Unmanned Aerial Vehicles, better known as "drones," are increasingly used in humanitarian operations where they can help first responders get to people in need faster, but careful planning and integration into humanitarian responses is essential.
The first thing disaster responders do in an emergency is find out what happened, how many people need help and what assistance the survivors need. To get an overview as quickly as possible, disaster managers use everything at their disposal: they read reports, call their local counterparts, drive to the scene of the disaster, request satellite images, and check social media. Nowadays, disaster responders have another source of information at their disposal: drones.
Drones are small, comparatively cheap and can quickly provide images of a disaster-affected area. Compared to satellites they have two big advantages. Firstly, drone images have a much higher resolution than satellite images, which means that disaster managers get a clearer picture of what is going on. Secondly, drones can fly under the clouds. This is particularly important after hurricanes or typhoons when it often takes two to three days before clouds dissipate and satellites can see the ground again.
In Vanuatu for example, the World Bank used drones for a rapid damage assessment after the island had been hit by Cyclone Pam in 2015. In Ecuador, following this year’s heavy earthquake, the local authorities worked closely with the UAViators network of volunteer drone pilots to find out which roads were at risk of being buried by landslides. In some cases they also used drones to fly into damaged buildings to see whether they were safe to enter.

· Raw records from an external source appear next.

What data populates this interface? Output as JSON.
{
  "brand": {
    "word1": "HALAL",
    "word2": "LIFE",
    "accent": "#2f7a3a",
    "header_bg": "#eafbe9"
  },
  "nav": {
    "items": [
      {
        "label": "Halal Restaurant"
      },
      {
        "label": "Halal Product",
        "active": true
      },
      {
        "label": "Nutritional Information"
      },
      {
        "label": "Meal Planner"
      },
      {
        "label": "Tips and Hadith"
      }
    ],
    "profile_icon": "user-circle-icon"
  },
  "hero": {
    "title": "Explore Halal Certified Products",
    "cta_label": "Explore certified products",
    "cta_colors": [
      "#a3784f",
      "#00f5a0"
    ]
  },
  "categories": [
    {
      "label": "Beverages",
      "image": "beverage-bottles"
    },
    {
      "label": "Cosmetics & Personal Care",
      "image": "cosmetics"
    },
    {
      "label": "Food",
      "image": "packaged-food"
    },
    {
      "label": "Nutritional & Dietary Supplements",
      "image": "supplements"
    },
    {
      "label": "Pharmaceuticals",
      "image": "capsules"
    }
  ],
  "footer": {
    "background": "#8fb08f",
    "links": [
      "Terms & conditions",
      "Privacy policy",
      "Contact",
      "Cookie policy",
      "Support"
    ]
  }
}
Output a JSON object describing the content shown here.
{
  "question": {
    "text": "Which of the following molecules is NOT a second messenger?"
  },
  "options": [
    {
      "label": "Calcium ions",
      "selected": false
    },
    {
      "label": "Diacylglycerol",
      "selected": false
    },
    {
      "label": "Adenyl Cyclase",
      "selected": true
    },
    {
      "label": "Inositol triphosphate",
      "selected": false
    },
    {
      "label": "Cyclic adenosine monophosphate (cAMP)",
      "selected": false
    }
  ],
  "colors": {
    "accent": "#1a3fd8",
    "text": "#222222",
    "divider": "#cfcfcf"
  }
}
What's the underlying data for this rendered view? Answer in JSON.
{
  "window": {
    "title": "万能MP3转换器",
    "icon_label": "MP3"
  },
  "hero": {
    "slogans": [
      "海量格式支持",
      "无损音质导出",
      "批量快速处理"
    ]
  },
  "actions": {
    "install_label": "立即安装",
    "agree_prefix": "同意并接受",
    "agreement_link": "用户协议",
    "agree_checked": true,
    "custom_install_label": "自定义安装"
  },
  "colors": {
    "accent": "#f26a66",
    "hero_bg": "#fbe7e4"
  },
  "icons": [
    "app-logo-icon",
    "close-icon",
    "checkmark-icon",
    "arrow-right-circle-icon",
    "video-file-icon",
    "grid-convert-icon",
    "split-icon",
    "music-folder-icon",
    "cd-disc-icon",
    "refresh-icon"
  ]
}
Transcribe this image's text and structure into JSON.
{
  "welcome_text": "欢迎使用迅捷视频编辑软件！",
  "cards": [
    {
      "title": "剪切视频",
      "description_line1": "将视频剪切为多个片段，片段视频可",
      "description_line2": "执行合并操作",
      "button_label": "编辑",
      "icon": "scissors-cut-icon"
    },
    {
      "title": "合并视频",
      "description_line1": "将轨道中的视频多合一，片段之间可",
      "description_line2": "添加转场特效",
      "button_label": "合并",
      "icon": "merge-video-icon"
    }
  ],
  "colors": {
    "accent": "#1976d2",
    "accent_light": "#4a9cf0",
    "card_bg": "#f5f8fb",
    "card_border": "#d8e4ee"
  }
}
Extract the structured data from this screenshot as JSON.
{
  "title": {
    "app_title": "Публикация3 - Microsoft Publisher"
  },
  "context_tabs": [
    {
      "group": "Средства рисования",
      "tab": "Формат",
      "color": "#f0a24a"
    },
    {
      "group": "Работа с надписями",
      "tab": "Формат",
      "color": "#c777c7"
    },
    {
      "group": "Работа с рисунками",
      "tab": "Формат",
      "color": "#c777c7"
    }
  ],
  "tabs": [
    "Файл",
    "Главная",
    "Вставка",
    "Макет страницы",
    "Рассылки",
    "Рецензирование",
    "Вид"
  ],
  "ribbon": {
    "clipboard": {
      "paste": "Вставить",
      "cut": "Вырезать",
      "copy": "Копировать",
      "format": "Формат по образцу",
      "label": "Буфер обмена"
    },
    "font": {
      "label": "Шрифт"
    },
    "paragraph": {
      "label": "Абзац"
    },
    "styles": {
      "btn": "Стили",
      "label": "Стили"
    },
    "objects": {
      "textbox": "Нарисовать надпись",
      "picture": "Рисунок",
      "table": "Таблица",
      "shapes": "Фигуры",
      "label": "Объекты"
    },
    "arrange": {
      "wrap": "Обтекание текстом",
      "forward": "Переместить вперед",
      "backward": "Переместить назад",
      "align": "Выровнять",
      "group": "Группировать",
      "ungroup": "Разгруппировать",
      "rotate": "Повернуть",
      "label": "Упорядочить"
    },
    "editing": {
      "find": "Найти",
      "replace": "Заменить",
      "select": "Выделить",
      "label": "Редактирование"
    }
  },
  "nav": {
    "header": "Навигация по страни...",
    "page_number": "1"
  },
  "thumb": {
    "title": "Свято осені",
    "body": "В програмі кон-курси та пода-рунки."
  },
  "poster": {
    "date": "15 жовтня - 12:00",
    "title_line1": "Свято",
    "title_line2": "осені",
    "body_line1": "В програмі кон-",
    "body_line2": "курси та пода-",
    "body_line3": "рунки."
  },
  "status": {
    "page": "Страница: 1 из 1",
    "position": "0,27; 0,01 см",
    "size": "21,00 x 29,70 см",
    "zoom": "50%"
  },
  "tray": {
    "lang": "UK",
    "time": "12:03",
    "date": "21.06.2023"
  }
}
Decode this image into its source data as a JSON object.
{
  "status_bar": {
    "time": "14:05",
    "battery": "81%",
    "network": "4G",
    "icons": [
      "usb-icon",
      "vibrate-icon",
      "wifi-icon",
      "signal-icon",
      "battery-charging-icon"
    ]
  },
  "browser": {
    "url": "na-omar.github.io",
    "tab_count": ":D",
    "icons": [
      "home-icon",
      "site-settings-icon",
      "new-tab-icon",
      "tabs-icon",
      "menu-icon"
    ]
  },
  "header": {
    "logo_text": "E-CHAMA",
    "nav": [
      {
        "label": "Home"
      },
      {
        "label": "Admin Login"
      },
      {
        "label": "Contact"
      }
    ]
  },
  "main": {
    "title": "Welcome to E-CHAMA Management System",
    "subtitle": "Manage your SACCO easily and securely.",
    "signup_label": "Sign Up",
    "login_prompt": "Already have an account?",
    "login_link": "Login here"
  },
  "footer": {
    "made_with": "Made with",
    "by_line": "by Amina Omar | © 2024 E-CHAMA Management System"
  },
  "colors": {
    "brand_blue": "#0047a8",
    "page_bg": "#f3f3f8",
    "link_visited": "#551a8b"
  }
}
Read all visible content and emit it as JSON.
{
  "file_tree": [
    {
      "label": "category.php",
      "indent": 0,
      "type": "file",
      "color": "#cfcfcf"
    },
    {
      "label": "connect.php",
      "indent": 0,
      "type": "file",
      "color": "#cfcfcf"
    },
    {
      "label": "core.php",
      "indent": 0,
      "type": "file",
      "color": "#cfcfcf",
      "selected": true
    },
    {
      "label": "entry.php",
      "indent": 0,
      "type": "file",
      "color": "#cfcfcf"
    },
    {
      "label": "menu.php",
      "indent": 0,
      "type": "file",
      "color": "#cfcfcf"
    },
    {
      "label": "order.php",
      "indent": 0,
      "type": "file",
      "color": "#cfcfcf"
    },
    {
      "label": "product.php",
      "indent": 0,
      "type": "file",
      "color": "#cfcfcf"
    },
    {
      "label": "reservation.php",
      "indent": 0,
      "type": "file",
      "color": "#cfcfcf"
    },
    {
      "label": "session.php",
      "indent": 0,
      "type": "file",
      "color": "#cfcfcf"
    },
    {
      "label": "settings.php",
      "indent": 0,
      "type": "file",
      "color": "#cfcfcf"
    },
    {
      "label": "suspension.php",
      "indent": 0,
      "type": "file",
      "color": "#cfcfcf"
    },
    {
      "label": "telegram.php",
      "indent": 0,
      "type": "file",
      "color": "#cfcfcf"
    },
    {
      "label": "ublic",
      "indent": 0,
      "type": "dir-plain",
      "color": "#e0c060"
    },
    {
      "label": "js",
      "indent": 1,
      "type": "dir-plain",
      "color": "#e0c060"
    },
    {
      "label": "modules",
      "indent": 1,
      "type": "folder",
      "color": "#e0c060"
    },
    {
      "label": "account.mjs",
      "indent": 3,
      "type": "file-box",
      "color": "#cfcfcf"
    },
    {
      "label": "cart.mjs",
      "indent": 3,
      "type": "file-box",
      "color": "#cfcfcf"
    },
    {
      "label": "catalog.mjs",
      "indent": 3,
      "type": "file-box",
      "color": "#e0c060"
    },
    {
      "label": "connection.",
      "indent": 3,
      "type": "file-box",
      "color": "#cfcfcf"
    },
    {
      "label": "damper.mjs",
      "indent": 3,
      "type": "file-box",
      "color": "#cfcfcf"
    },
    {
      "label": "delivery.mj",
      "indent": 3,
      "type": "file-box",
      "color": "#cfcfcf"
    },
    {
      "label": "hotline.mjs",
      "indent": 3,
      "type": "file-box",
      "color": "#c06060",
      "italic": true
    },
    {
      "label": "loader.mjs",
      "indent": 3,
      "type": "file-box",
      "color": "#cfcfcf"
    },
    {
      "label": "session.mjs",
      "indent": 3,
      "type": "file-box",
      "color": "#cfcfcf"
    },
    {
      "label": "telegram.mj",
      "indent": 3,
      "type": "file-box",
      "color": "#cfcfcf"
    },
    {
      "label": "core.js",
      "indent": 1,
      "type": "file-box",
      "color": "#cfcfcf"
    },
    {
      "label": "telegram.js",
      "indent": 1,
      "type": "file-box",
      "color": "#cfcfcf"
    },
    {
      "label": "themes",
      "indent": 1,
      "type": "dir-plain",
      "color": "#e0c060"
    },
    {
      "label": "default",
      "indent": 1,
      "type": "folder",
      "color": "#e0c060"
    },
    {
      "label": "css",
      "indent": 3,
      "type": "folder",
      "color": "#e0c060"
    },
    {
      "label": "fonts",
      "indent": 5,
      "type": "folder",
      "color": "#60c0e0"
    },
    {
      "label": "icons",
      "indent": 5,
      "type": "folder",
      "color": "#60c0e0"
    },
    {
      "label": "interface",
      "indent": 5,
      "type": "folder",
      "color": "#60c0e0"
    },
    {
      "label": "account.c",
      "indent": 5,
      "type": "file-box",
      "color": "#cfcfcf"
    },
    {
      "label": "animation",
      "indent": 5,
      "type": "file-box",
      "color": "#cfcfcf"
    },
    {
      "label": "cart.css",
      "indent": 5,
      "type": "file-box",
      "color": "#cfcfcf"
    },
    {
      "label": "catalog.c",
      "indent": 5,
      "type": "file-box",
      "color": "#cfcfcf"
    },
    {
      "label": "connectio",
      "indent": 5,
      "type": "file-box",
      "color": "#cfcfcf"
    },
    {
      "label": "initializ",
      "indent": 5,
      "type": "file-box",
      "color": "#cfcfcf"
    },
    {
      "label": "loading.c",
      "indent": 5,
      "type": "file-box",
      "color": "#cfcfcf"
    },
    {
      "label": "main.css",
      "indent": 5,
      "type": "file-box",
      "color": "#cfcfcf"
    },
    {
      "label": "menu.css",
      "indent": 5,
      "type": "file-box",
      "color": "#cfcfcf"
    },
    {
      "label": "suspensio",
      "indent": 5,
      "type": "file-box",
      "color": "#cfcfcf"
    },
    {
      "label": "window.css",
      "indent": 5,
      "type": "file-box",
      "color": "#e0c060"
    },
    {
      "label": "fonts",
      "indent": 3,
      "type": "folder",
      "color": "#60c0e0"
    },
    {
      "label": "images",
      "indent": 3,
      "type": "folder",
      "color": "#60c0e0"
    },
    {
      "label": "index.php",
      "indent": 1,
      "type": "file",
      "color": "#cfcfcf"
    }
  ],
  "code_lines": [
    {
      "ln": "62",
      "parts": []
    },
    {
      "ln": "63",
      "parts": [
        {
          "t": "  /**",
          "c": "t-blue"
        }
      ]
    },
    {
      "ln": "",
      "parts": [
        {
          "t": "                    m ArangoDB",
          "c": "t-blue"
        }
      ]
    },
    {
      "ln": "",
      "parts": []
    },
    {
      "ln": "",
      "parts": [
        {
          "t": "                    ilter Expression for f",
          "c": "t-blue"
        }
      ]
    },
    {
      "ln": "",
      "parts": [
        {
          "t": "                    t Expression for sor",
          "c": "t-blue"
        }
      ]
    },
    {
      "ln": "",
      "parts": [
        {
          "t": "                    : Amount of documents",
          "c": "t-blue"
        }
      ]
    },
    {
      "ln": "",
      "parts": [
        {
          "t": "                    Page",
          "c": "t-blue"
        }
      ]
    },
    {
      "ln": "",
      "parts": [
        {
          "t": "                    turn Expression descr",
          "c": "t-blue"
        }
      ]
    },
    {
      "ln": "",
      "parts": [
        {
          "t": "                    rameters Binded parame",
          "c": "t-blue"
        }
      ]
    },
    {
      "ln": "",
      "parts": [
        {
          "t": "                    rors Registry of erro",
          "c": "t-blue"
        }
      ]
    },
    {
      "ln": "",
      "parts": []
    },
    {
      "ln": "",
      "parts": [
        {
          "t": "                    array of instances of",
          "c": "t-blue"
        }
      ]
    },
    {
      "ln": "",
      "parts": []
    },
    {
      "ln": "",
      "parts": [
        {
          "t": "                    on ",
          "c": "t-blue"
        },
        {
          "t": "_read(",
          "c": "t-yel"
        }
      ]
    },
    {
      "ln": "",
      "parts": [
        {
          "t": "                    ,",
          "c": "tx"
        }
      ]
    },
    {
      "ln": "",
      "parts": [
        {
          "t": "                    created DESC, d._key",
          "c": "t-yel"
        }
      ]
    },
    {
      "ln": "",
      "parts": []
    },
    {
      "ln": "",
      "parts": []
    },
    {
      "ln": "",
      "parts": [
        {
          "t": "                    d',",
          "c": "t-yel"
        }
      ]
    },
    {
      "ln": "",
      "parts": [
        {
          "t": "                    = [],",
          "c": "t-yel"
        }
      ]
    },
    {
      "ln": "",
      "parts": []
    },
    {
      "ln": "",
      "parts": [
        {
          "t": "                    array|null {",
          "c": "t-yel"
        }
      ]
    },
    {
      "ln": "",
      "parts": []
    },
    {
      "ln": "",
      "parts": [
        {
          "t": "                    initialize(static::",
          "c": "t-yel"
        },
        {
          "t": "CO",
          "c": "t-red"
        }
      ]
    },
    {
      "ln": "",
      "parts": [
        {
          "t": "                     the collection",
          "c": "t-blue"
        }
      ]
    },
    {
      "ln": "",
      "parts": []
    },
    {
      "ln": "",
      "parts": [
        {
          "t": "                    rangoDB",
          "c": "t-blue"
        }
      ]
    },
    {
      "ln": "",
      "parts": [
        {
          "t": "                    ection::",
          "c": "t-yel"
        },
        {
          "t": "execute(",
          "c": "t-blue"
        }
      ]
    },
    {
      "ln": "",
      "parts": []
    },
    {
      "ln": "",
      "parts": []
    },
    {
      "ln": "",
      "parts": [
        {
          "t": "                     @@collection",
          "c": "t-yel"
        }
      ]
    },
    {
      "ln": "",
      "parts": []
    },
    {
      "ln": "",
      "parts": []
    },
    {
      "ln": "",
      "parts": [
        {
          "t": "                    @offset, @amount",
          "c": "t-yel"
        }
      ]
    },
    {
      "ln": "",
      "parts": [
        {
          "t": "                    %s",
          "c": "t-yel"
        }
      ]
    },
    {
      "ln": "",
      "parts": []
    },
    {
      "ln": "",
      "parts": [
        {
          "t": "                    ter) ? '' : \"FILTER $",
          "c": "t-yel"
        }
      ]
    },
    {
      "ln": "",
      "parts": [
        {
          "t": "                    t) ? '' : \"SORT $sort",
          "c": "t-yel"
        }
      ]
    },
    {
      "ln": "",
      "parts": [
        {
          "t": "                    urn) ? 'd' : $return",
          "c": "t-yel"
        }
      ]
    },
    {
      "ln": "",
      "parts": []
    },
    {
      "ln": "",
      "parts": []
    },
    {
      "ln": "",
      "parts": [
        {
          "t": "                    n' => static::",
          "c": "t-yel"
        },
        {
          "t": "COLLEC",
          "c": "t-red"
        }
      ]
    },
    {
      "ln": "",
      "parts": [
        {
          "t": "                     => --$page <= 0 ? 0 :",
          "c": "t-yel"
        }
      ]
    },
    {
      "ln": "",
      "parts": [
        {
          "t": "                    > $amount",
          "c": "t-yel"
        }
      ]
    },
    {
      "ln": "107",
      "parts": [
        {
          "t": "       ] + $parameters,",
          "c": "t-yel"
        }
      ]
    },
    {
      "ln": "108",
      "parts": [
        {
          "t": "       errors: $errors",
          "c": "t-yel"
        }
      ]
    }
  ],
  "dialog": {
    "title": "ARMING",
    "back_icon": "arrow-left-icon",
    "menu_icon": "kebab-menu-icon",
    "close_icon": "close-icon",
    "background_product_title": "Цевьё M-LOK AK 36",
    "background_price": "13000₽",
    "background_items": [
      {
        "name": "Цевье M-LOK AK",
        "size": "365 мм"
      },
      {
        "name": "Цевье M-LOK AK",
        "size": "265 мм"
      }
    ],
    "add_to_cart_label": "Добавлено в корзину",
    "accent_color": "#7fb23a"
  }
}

Finally, Haiti – a country prone to hurricanes - has one of the most consistent drone programmes for humanitarian purposes. The International Organization for Migration (IOM) has been flying drones on the island since 2012. By comparing drone images from before and after hurricanes, IOM are able to quickly calculate how many homes were destroyed and how many people need immediate shelter assistance in the aftermath of a hurricane. The drone images also allowed the organisation to plan a flood barrier that could protect the community during future hurricanes.
As impressive as these results are, they also highlight one of the biggest issues. Drones can only be truly useful if their use is carefully planned and integrated in the humanitarian response. Operators should therefore be familiar with humanitarian assistance or work very closely with humanitarian organisations. Planning and preparation is vital and will also allow for speedier response. Unfortunately, in many situations it takes close to a week before a drone arrives in an affected county, which - in most cases - is far too slow.
The ‘Drones in Humanitarian Action’ report released in 2016, recommends that organisations should coordinate their response with humanitarian organisations that can quickly deploy when necessary.
While drones are still a comparatively new innovation in humanitarian response operations, the potential benefits are already evident. The next five to ten years will show how organisations are able to make the most of them to improve their effectiveness and help survivors of disasters faster.
‘Drones in Humanitarian Action’ is an EU-funded initiative that looks at the effectiveness of drones during humanitarian crises and collects and shares best practices. This blog was originally published by EU ECHO here.
You can hear more from the organisation’s Director General, Monique Pariat, who will be presenting a futurist view of aid and the role of digitisation during her keynote speech on 14 November 2018 at AidEx in Brussels. You can also learn more about EU ECHO’s work and projects on their stand C17 at AidEx on 14 and 15 November 2018. This year’s conference theme is ‘Revolution in the digital age: safeguarding a future for all. How can technology contribute to a positive social impact?’ Register to attend for free here >>